These two proposed uses of the powerful medium wave transmitter known as Aspidistra for psychological warfare purposes were suggested by Sefton Delmer in late August 1943. The first proposal was acted upon in November 1943, to relay the shortwave Atlantik station on medium wave under the Soldatensender Calais name. Intruder radio operations had to wait until the closing months of the war with Germany.
Of all PWE clandestine radio stations broadcasting in German, undoubtedly Soldatensender Calais developed the furthest reach and acquired the largest audience. This was due in part to being broadcast on Europe's most powerful medium wave transmitter, known as Aspidistra, because of its high production values with much of its programme devoted to specially recorded Jazz dance music and because of its frank news reporting and comment. The combination of these elements, however, made it difficult for Soldatensender Calais to maintain the pretext of being a real German forces station. The BBC in particular was against the concept of a "grey" propaganda radio station that could be identified as being of British origin and could by association damage the BBC's reputation for trustworthiness.
The following memorandum gives evidence of the effectiveness of the Political Warfare Executive's grey propaganda radio station Atlantik/Soldatensender Calais. It shows that the German authorities took extensive measures to jam the station and instructed their troops not to tune in. Nevertheless Soldatensender Calais continued to be listened to by German service personnel.
This Most Secret report of 28 March 1944 was submitted to the Foreign Secretary and Minister of Information by the Director-General of the Political Warfare Executive Robert H Bruce Lockhart. It charts the progress of the Atlantik/Soldatensender grey radio station, mentioning the increase in number of hours broadcast on medium wave and noting the reaction of German Prisoners of War to the station. Although signed by Bruce Lockhart the report was passed to him by Sefton Delmer.
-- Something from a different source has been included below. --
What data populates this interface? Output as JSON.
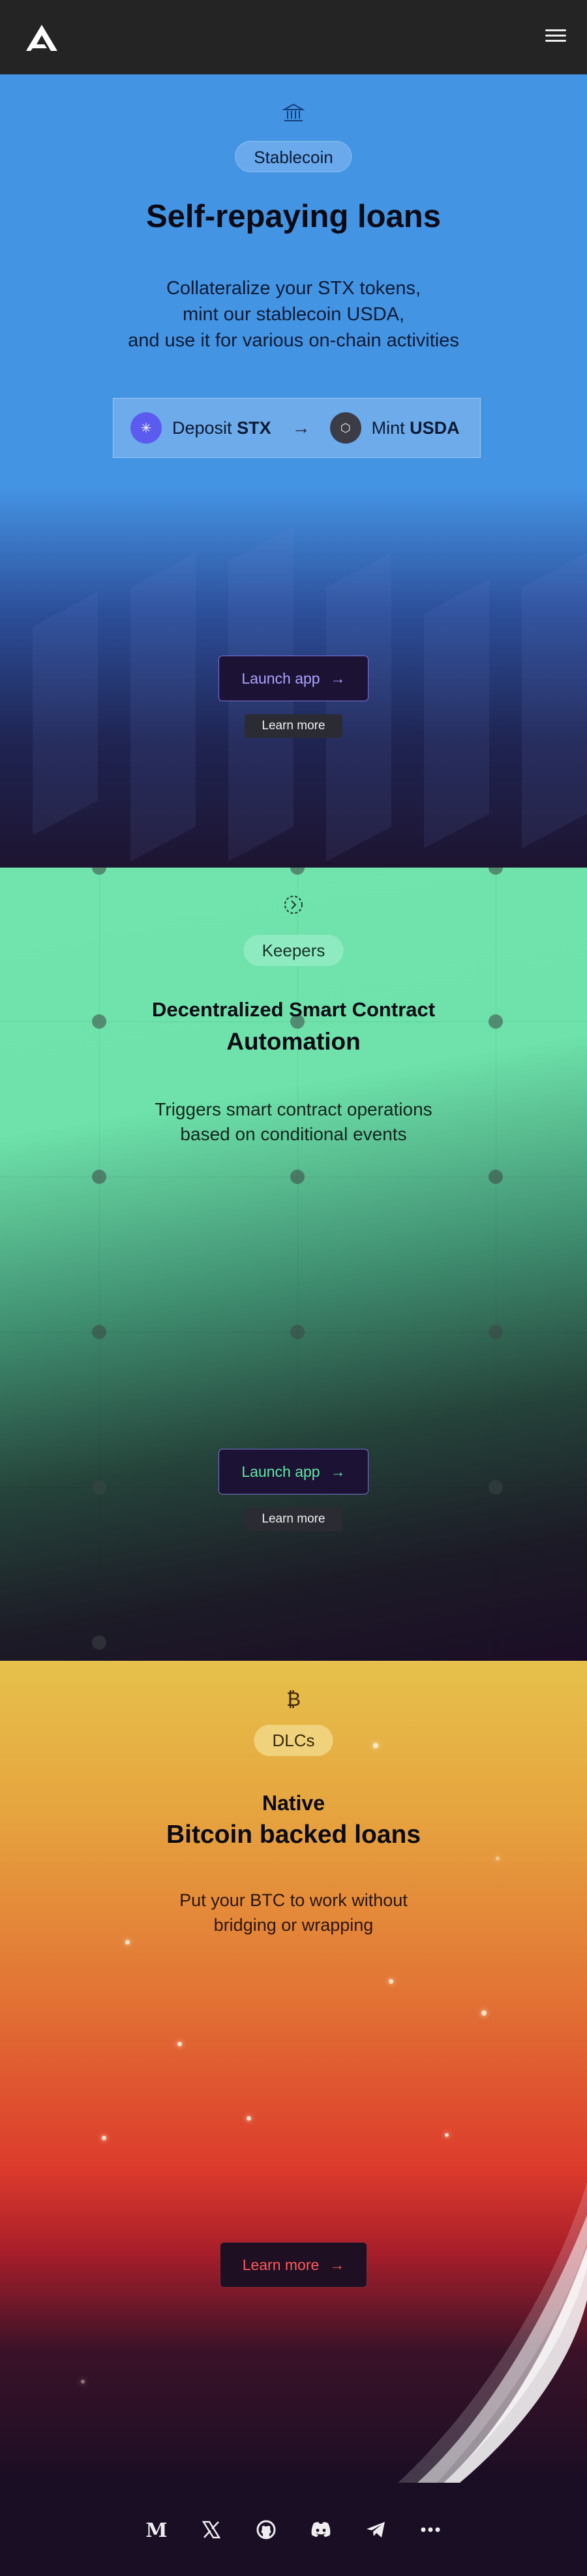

In an attempt to ascertain the effects of its clandestine psychological warfare, the Political Warfare Executive routinely monitored neutral and enemy media looking for comment and reaction to its radio broadcasts, underground rumour-mongering and leaflets. The comments of enemy prisoners of war, captured documents and other intelligence sources were also studied. Any comebacks to PWE propaganda campaigns were circulated to interested parties through the following "Evidence of Reception" reports.
Remarkable and previously unseen cinÃ© film footage of Hitler shot personally by Sefton Delmer. The film begins onboard a Junkers Ju.52 aircraft transporting Hitler and his entourage across Germany on his April 1932 electioneering campaign. A dour-looking Hitler is seen reading newspapers with cotton wool wadded in his ears. The Nazi propagandist Dr. Goebbels is more jovial and hyena-like laughing. Later he is seen devouring a hardboiled egg. Hitler's black-uniformed SS bodyguards sit at the back of the aircraft. Prince August Wilhelm hands around a box of chocolates, only Hitler declines to take one. The scene onboard is described by Delmer in Trail Sinister p.147. The reminder of the film shows the plane landing at Frankfurt with brief clips of Hitler's speech at the Festhalle and a torch-lit night parade. Jewish lawyers are seen lining up for permits to practice. The film ends with a trip to Dachau concentration camp to inspect Communist inmates.